REDD: Good or Bad?
“Native forests and indigenous people are not for sale.”
Evo Morales, President of Bolivia, Cochabamba
There have lots of mutterings about a mechanism called REDD (reduced emissions from deforestation and forest degradation) at the conference on Forests, Biodiversity and Indigenous People that I’m at in Penang, Malaysia But is it a good thing or a bad thing?
Chris Lang, a Brit who lives in Jakarta and runs a website called www.redd-monitor.org compares it to the famous film ‘The Good, the Bad and the Ugly.’ REDD is a financial mechanism which aims to reduce emissions from deforestation in developing countries. It is an attempt to get an agreement whereby the North pays the South not to destroy forests. On the surface, this may sound great but when you look at the detail, like Chris does, it all begins to unravel.
“It’s very popular with governments in the North as they can get carbon credits,” says Chris.
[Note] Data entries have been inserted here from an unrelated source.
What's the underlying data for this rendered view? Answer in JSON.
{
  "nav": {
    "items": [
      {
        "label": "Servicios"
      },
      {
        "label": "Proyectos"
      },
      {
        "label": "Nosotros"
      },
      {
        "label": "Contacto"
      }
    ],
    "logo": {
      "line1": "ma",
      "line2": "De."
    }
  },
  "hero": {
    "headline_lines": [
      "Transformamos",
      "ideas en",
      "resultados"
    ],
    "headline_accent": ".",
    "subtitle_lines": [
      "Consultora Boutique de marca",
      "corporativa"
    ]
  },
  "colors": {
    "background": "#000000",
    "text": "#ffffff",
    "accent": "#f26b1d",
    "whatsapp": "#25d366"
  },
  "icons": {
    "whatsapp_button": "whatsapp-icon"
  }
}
So instead of making reductions themselves they just pay their way out of it. Chris continues by saying that it suits governments in the South as they can get “billions of dollars for not doing anything.”
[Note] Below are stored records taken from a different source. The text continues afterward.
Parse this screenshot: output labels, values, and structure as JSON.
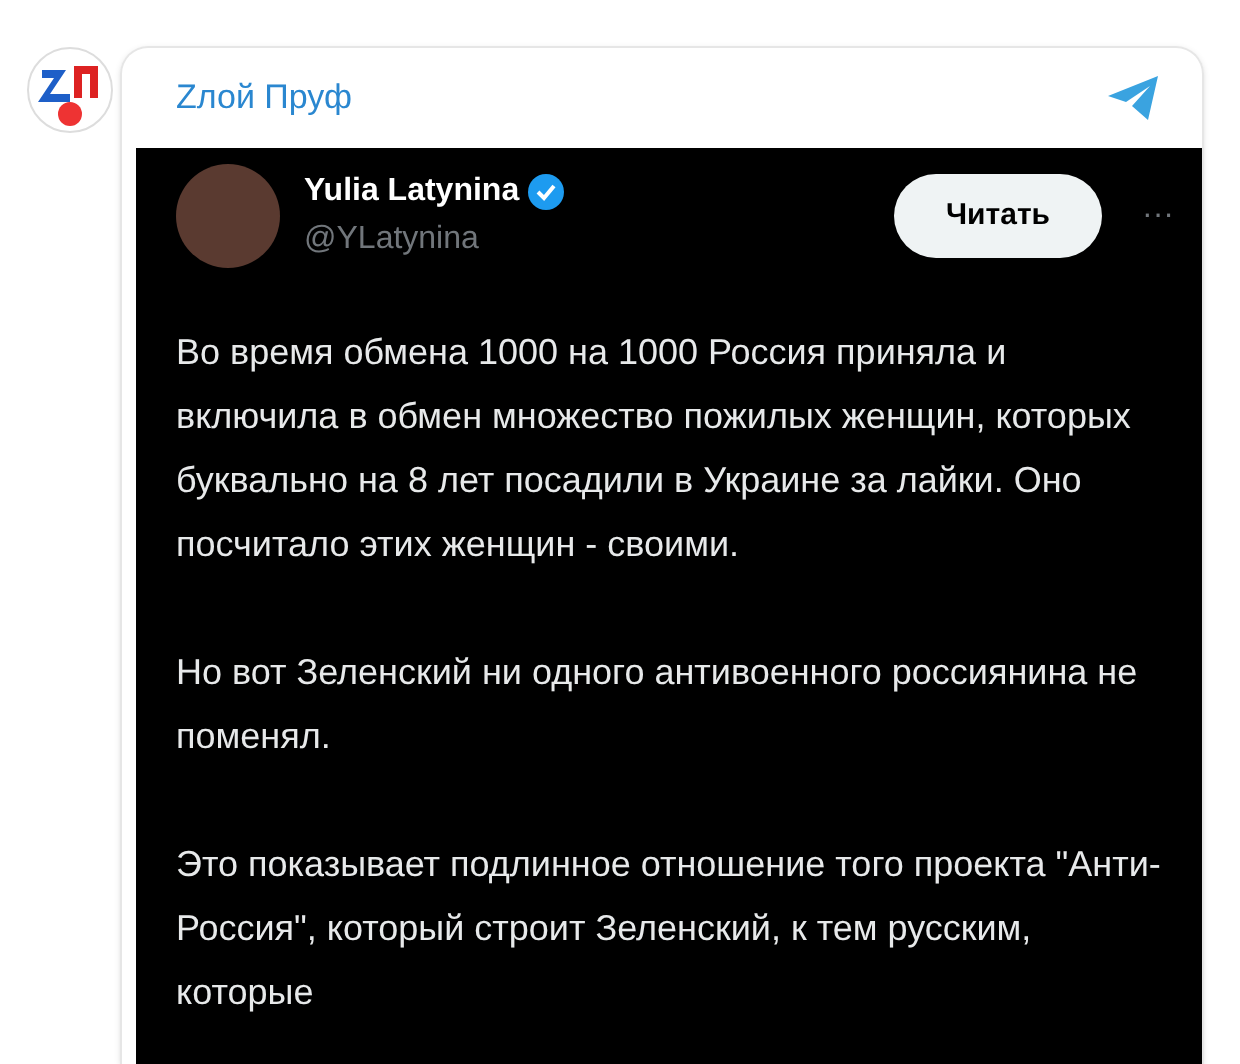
{
  "channel": {
    "name": "Zлой Пруф"
  },
  "tweet": {
    "author": "Yulia Latynina",
    "verified": true,
    "handle": "@YLatynina",
    "follow_button": "Читать",
    "more": "···",
    "paragraphs": [
      "Во время обмена 1000 на 1000 Россия приняла и включила в обмен множество пожилых женщин, которых буквально на 8 лет посадили в Украине за лайки. Оно посчитало этих женщин - своими.",
      "Но вот Зеленский ни одного антивоенного россиянина не поменял.",
      "Это показывает подлинное отношение того проекта \"Анти-Россия\", который строит Зеленский, к тем русским, которые"
    ]
  }
}
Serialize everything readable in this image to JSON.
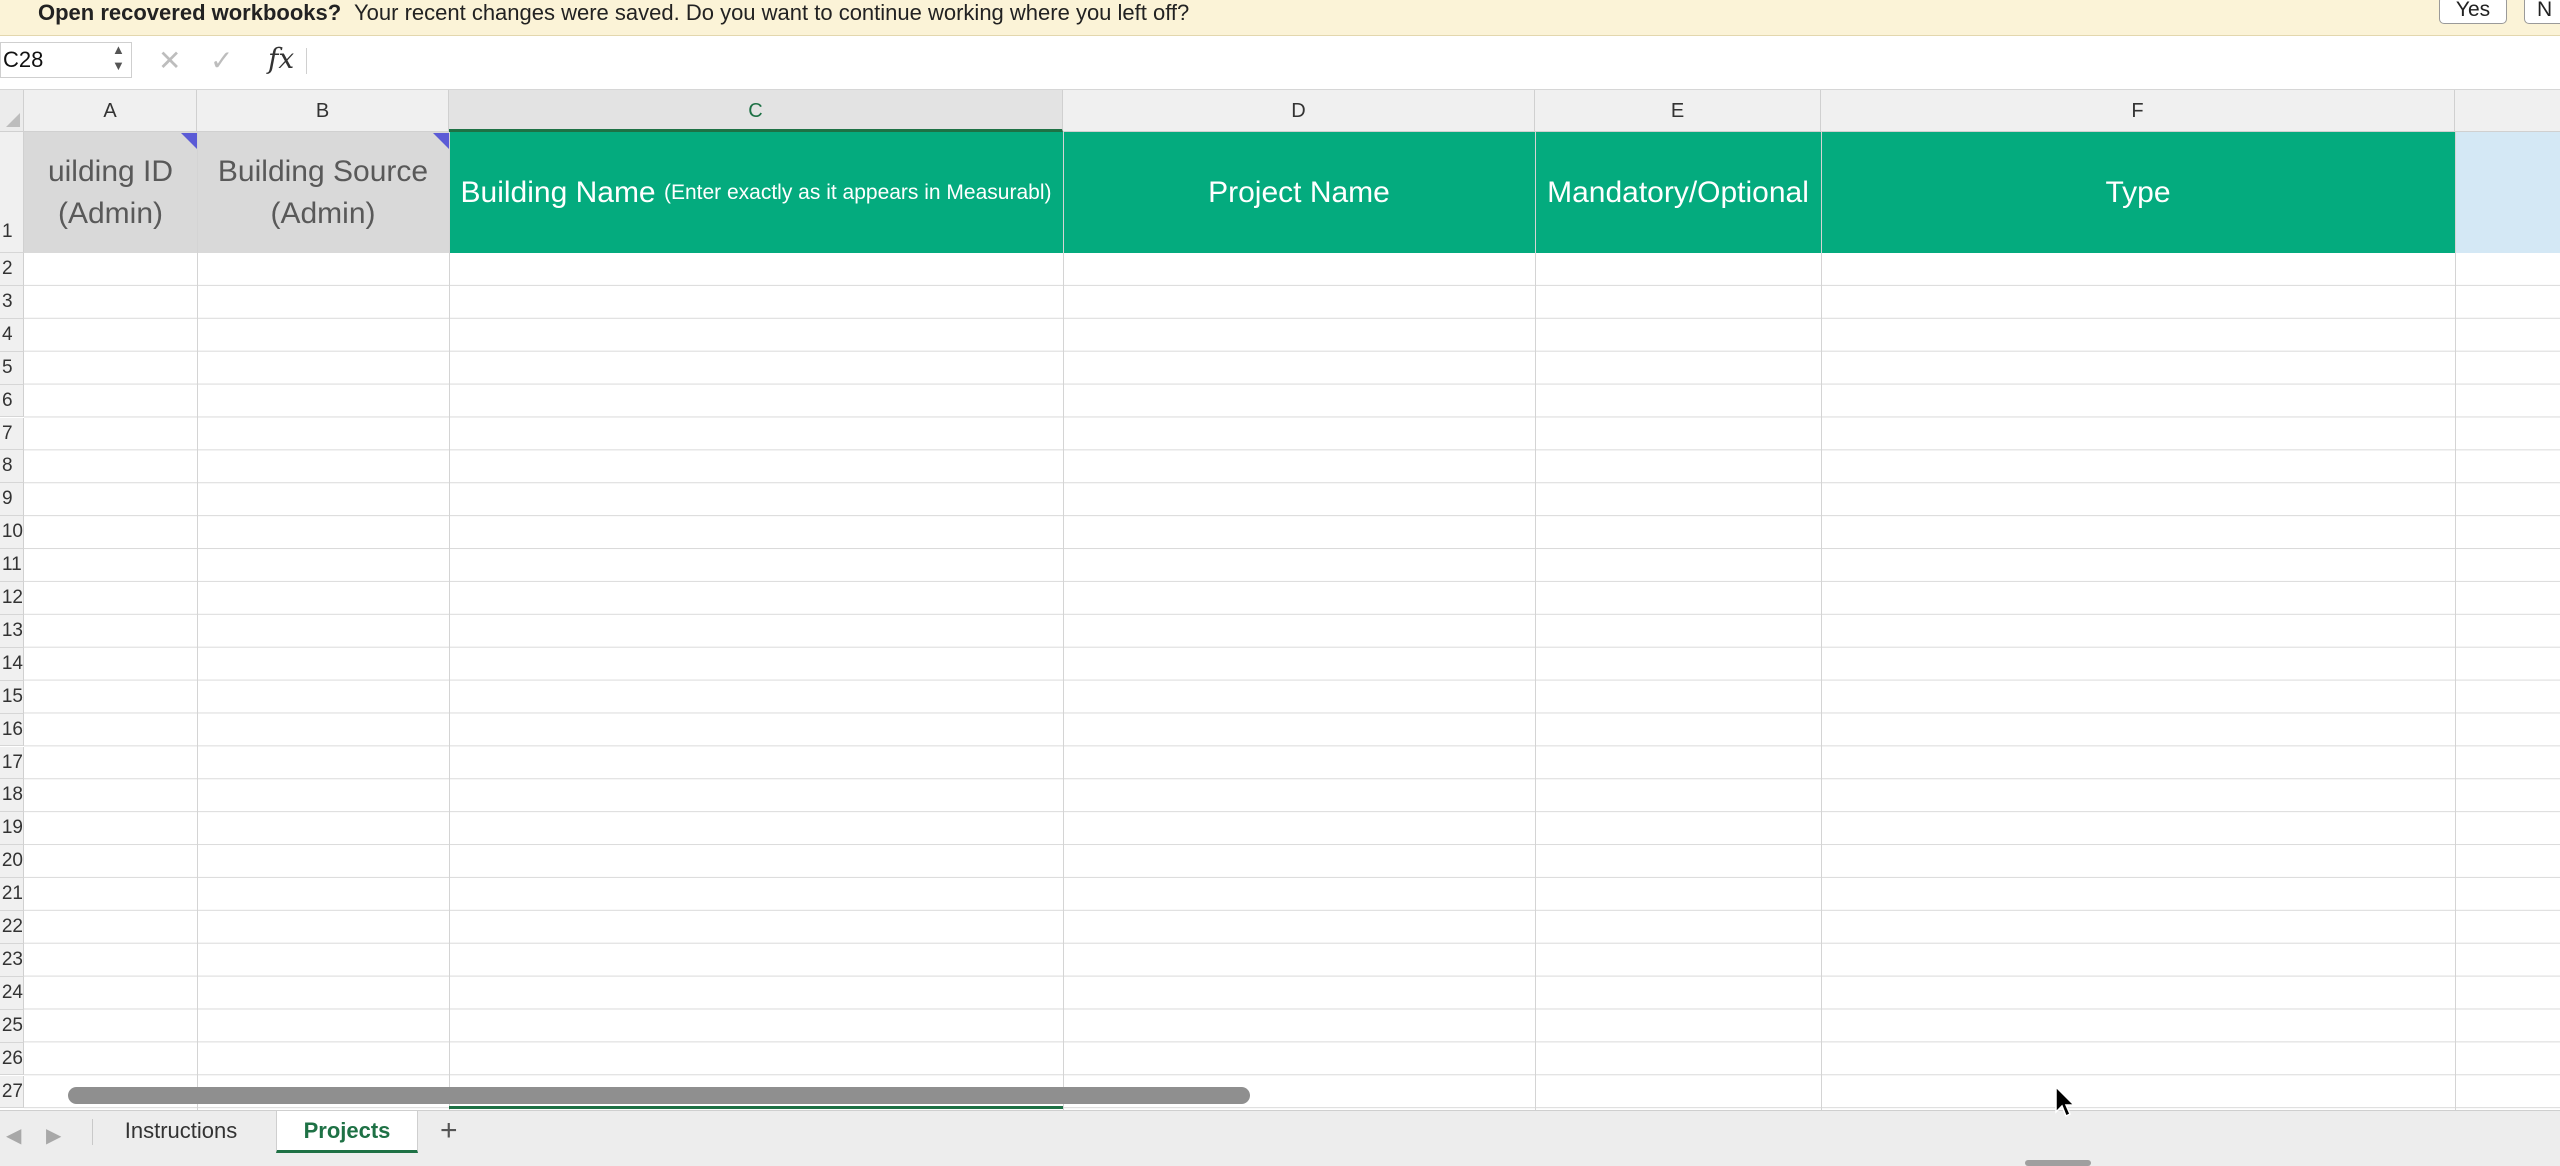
{
  "infobar": {
    "title": "Open recovered workbooks?",
    "message": "Your recent changes were saved. Do you want to continue working where you left off?",
    "yes_label": "Yes",
    "no_label": "N"
  },
  "formula_bar": {
    "name_box": "C28",
    "cancel_icon": "close-icon",
    "confirm_icon": "checkmark-icon",
    "fx_label": "fx",
    "formula": ""
  },
  "columns": [
    "A",
    "B",
    "C",
    "D",
    "E",
    "F"
  ],
  "selected_column": "C",
  "rows": [
    "1",
    "2",
    "3",
    "4",
    "5",
    "6",
    "7",
    "8",
    "9",
    "10",
    "11",
    "12",
    "13",
    "14",
    "15",
    "16",
    "17",
    "18",
    "19",
    "20",
    "21",
    "22",
    "23",
    "24",
    "25",
    "26",
    "27"
  ],
  "header_row": {
    "a_line1": "uilding ID",
    "a_line2": "(Admin)",
    "b_line1": "Building Source",
    "b_line2": "(Admin)",
    "c_main": "Building Name",
    "c_note": "(Enter exactly as it appears in Measurabl)",
    "d": "Project Name",
    "e": "Mandatory/Optional",
    "f": "Type"
  },
  "sheet_tabs": {
    "tabs": [
      "Instructions",
      "Projects"
    ],
    "active": "Projects",
    "add_label": "+"
  },
  "colors": {
    "header_green": "#04ab7e",
    "header_grey": "#d9d9d9",
    "accent_green": "#1e7145",
    "infobar_bg": "#fbf3d7"
  }
}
But there is a little bit of good news. Evo Morales, hero of Latin America for being the only indigenous President in the world, responded to the complete failure of the Copenhagen talks by hosting a meeting of interested and affected parties in Cochabamba. The resulting Cochabamba Accord led to text being inserted into the REDD negotiations that supports indigenous rights and opposes industrial plantations.
So what’s the bad in the story? Bharrat Jagdeo, President of Guyana, really likes REDD. But there’s a catch here. To qualify for REDD, a country needs to show it is suffering from deforestation and is reducing its deforestation and therefore its emissions. But Guyana doesn’t have much deforestation. So the President hired a company to write a report on what the potential impact would be if its few forests were chopped down, despite it not really happening at the moment. He’s now pretty much saying hand over the cash, or the forest that we have will go.
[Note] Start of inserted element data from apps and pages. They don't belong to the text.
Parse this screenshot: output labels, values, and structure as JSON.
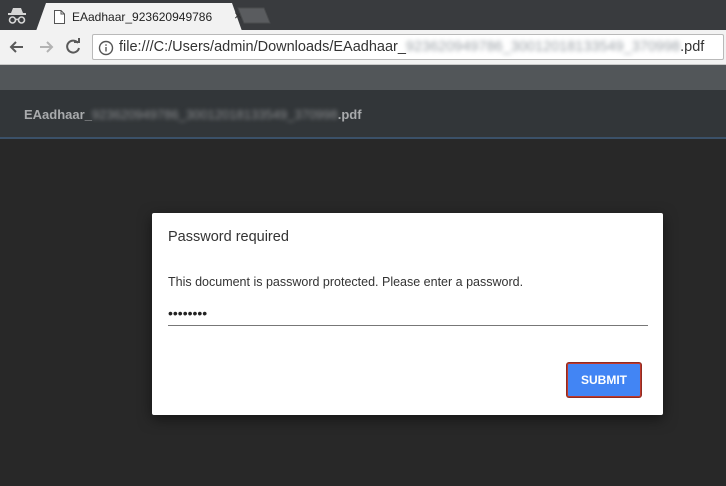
{
  "tab": {
    "title": "EAadhaar_923620949786",
    "close_glyph": "×"
  },
  "toolbar": {
    "url_visible_start": "file:///C:/Users/admin/Downloads/EAadhaar_",
    "url_obscured": "923620949786_30012018133549_370998",
    "url_visible_end": ".pdf"
  },
  "pdf_header": {
    "doc_visible_start": "EAadhaar_",
    "doc_obscured": "923620949786_30012018133549_370998",
    "doc_visible_end": ".pdf"
  },
  "dialog": {
    "heading": "Password required",
    "message": "This document is password protected. Please enter a password.",
    "password_value": "••••••••",
    "submit_label": "SUBMIT"
  },
  "icons": {
    "incognito": "incognito-icon",
    "file": "file-icon",
    "back": "back-arrow-icon",
    "forward": "forward-arrow-icon",
    "reload": "reload-icon",
    "info": "info-icon",
    "close": "close-icon"
  },
  "colors": {
    "submit_button": "#4285f4",
    "pdf_header_bg": "#323639",
    "viewer_bg": "#282828"
  }
}
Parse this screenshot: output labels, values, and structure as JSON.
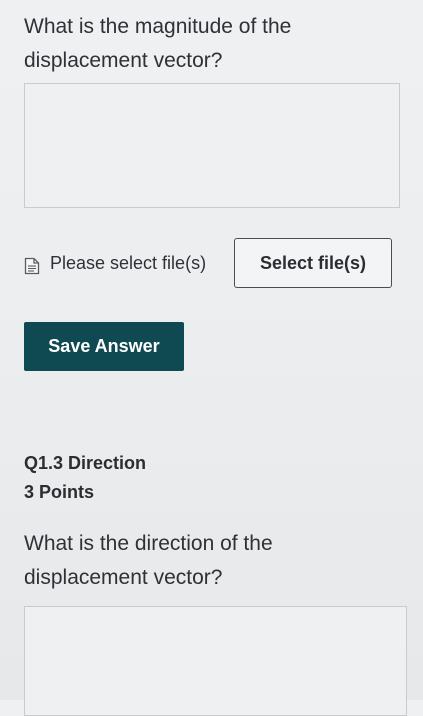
{
  "question1": {
    "prompt": "What is the magnitude of the displacement vector?",
    "answer_value": ""
  },
  "file_upload": {
    "icon": "document-icon",
    "label": "Please select file(s)",
    "button_label": "Select file(s)"
  },
  "save_button": {
    "label": "Save Answer",
    "color": "#0f4a52"
  },
  "question2": {
    "heading": "Q1.3 Direction",
    "points": "3 Points",
    "prompt": "What is the direction of the displacement vector?",
    "answer_value": ""
  }
}
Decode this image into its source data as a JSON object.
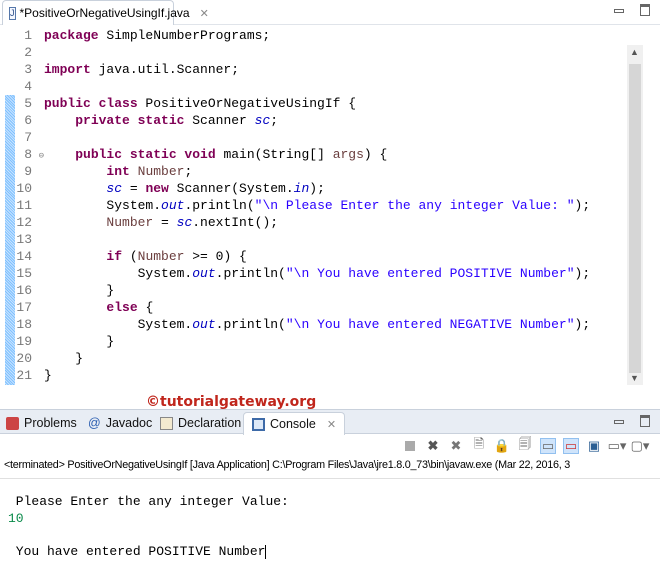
{
  "editor_tab": {
    "title": "*PositiveOrNegativeUsingIf.java",
    "icon": "java-file-icon"
  },
  "code_lines": [
    [
      [
        "kw",
        "package"
      ],
      [
        "pl",
        " SimpleNumberPrograms;"
      ]
    ],
    [],
    [
      [
        "kw",
        "import"
      ],
      [
        "pl",
        " java.util.Scanner;"
      ]
    ],
    [],
    [
      [
        "kw",
        "public class"
      ],
      [
        "pl",
        " PositiveOrNegativeUsingIf {"
      ]
    ],
    [
      [
        "pl",
        "    "
      ],
      [
        "kw",
        "private static"
      ],
      [
        "pl",
        " Scanner "
      ],
      [
        "fld",
        "sc"
      ],
      [
        "pl",
        ";"
      ]
    ],
    [],
    [
      [
        "pl",
        "    "
      ],
      [
        "kw",
        "public static void"
      ],
      [
        "pl",
        " main(String[] "
      ],
      [
        "loc",
        "args"
      ],
      [
        "pl",
        ") {"
      ]
    ],
    [
      [
        "pl",
        "        "
      ],
      [
        "kw",
        "int"
      ],
      [
        "pl",
        " "
      ],
      [
        "loc",
        "Number"
      ],
      [
        "pl",
        ";"
      ]
    ],
    [
      [
        "pl",
        "        "
      ],
      [
        "fld",
        "sc"
      ],
      [
        "pl",
        " = "
      ],
      [
        "kw",
        "new"
      ],
      [
        "pl",
        " Scanner(System."
      ],
      [
        "fld",
        "in"
      ],
      [
        "pl",
        ");"
      ]
    ],
    [
      [
        "pl",
        "        System."
      ],
      [
        "fld",
        "out"
      ],
      [
        "pl",
        ".println("
      ],
      [
        "str",
        "\"\\n Please Enter the any integer Value: \""
      ],
      [
        "pl",
        ");"
      ]
    ],
    [
      [
        "pl",
        "        "
      ],
      [
        "loc",
        "Number"
      ],
      [
        "pl",
        " = "
      ],
      [
        "fld",
        "sc"
      ],
      [
        "pl",
        ".nextInt();"
      ]
    ],
    [],
    [
      [
        "pl",
        "        "
      ],
      [
        "kw",
        "if"
      ],
      [
        "pl",
        " ("
      ],
      [
        "loc",
        "Number"
      ],
      [
        "pl",
        " >= 0) {"
      ]
    ],
    [
      [
        "pl",
        "            System."
      ],
      [
        "fld",
        "out"
      ],
      [
        "pl",
        ".println("
      ],
      [
        "str",
        "\"\\n You have entered POSITIVE Number\""
      ],
      [
        "pl",
        ");"
      ]
    ],
    [
      [
        "pl",
        "        }"
      ]
    ],
    [
      [
        "pl",
        "        "
      ],
      [
        "kw",
        "else"
      ],
      [
        "pl",
        " {"
      ]
    ],
    [
      [
        "pl",
        "            System."
      ],
      [
        "fld",
        "out"
      ],
      [
        "pl",
        ".println("
      ],
      [
        "str",
        "\"\\n You have entered NEGATIVE Number\""
      ],
      [
        "pl",
        ");"
      ]
    ],
    [
      [
        "pl",
        "        }"
      ]
    ],
    [
      [
        "pl",
        "    }"
      ]
    ],
    [
      [
        "pl",
        "}"
      ]
    ]
  ],
  "watermark": "©tutorialgateway.org",
  "panel_tabs": [
    {
      "label": "Problems",
      "icon": "problems-icon"
    },
    {
      "label": "Javadoc",
      "icon": "at-icon"
    },
    {
      "label": "Declaration",
      "icon": "declaration-icon"
    },
    {
      "label": "Console",
      "icon": "console-icon"
    }
  ],
  "terminated_line": "<terminated> PositiveOrNegativeUsingIf [Java Application] C:\\Program Files\\Java\\jre1.8.0_73\\bin\\javaw.exe (Mar 22, 2016, 3",
  "console_output": {
    "line1": " Please Enter the any integer Value:",
    "input": "10",
    "line3": " You have entered POSITIVE Number"
  },
  "colors": {
    "keyword": "#7f0055",
    "string": "#2a00ff",
    "field": "#0000c0",
    "local": "#6a3e3e"
  }
}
Norway agreed to pay Guyana $250 million, as long as the money went via the World Bank to avoid corruption. The Word Bank said there had to be safeguards in place. But both the World Bank and the Norwegian government backed down when Bharrat Jagdeo labelled this “colonialism”, and as a result this condition was deleted from the agreement. The President has already drawn up a list of projects he wants to develop with the money, with a hydropower dam top of the list, and a road
leading to it going straight through the forest the money is supposed to protect.
And last but not least, the ugly. There’s an Italian representing Papua New Guinea the REDD discussions. How can the discussions be reflective of climate justice when the North is representing the South at the negotiating table?
Deforestation in Brazil has dramatically decreased, but it happened without REDD. The Brazilian government is currently re-writing its forest code and there is a serious danger that it could be weakened. Ironically, If the government weakens the code they will get more money. Lets hope they will see sense and not be temped.